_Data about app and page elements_
──────

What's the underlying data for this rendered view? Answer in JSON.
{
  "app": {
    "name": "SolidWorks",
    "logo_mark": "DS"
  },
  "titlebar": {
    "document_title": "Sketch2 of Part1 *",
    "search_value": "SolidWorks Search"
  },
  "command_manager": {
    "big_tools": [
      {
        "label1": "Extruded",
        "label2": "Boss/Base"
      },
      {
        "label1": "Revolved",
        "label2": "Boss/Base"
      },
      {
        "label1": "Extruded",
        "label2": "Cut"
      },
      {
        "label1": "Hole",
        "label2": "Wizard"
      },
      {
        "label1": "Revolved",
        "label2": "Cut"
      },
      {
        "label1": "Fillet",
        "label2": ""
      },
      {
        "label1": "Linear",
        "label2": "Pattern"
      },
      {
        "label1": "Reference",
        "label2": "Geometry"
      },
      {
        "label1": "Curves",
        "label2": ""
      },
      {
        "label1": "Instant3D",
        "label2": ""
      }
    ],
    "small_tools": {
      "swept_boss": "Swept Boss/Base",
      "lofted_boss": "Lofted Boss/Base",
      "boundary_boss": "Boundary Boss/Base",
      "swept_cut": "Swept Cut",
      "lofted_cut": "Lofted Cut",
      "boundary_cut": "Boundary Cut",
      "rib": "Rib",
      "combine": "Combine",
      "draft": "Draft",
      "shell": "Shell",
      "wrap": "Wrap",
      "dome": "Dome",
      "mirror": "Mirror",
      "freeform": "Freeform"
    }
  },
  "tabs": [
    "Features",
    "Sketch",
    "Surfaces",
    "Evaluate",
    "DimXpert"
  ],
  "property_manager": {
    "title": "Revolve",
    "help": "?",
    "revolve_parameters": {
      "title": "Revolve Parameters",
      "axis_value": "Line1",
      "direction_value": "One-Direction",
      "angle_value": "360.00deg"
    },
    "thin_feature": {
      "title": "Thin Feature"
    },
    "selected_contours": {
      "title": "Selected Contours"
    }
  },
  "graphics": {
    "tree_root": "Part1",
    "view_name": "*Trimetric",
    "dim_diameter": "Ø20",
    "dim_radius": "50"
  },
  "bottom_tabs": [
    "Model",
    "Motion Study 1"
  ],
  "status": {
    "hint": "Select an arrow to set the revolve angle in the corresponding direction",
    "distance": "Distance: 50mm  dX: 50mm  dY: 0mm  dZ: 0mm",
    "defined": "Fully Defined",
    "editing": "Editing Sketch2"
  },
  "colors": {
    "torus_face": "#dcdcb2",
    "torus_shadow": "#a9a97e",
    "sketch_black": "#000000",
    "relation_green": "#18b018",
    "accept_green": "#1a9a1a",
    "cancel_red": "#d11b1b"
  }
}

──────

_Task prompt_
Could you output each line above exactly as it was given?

_Output of the exercise_
What's the underlying data for this rendered view? Answer in JSON.
{
  "app": {
    "name": "SolidWorks",
    "logo_mark": "DS"
  },
  "titlebar": {
    "document_title": "Sketch2 of Part1 *",
    "search_value": "SolidWorks Search"
  },
  "command_manager": {
    "big_tools": [
      {
        "label1": "Extruded",
        "label2": "Boss/Base"
      },
      {
        "label1": "Revolved",
        "label2": "Boss/Base"
      },
      {
        "label1": "Extruded",
        "label2": "Cut"
      },
      {
        "label1": "Hole",
        "label2": "Wizard"
      },
      {
        "label1": "Revolved",
        "label2": "Cut"
      },
      {
        "label1": "Fillet",
        "label2": ""
      },
      {
        "label1": "Linear",
        "label2": "Pattern"
      },
      {
        "label1": "Reference",
        "label2": "Geometry"
      },
      {
        "label1": "Curves",
        "label2": ""
      },
      {
        "label1": "Instant3D",
        "label2": ""
      }
    ],
    "small_tools": {
      "swept_boss": "Swept Boss/Base",
      "lofted_boss": "Lofted Boss/Base",
      "boundary_boss": "Boundary Boss/Base",
      "swept_cut": "Swept Cut",
      "lofted_cut": "Lofted Cut",
      "boundary_cut": "Boundary Cut",
      "rib": "Rib",
      "combine": "Combine",
      "draft": "Draft",
      "shell": "Shell",
      "wrap": "Wrap",
      "dome": "Dome",
      "mirror": "Mirror",
      "freeform": "Freeform"
    }
  },
  "tabs": [
    "Features",
    "Sketch",
    "Surfaces",
    "Evaluate",
    "DimXpert"
  ],
  "property_manager": {
    "title": "Revolve",
    "help": "?",
    "revolve_parameters": {
      "title": "Revolve Parameters",
      "axis_value": "Line1",
      "direction_value": "One-Direction",
      "angle_value": "360.00deg"
    },
    "thin_feature": {
      "title": "Thin Feature"
    },
    "selected_contours": {
      "title": "Selected Contours"
    }
  },
  "graphics": {
    "tree_root": "Part1",
    "view_name": "*Trimetric",
    "dim_diameter": "Ø20",
    "dim_radius": "50"
  },
  "bottom_tabs": [
    "Model",
    "Motion Study 1"
  ],
  "status": {
    "hint": "Select an arrow to set the revolve angle in the corresponding direction",
    "distance": "Distance: 50mm  dX: 50mm  dY: 0mm  dZ: 0mm",
    "defined": "Fully Defined",
    "editing": "Editing Sketch2"
  },
  "colors": {
    "torus_face": "#dcdcb2",
    "torus_shadow": "#a9a97e",
    "sketch_black": "#000000",
    "relation_green": "#18b018",
    "accept_green": "#1a9a1a",
    "cancel_red": "#d11b1b"
  }
}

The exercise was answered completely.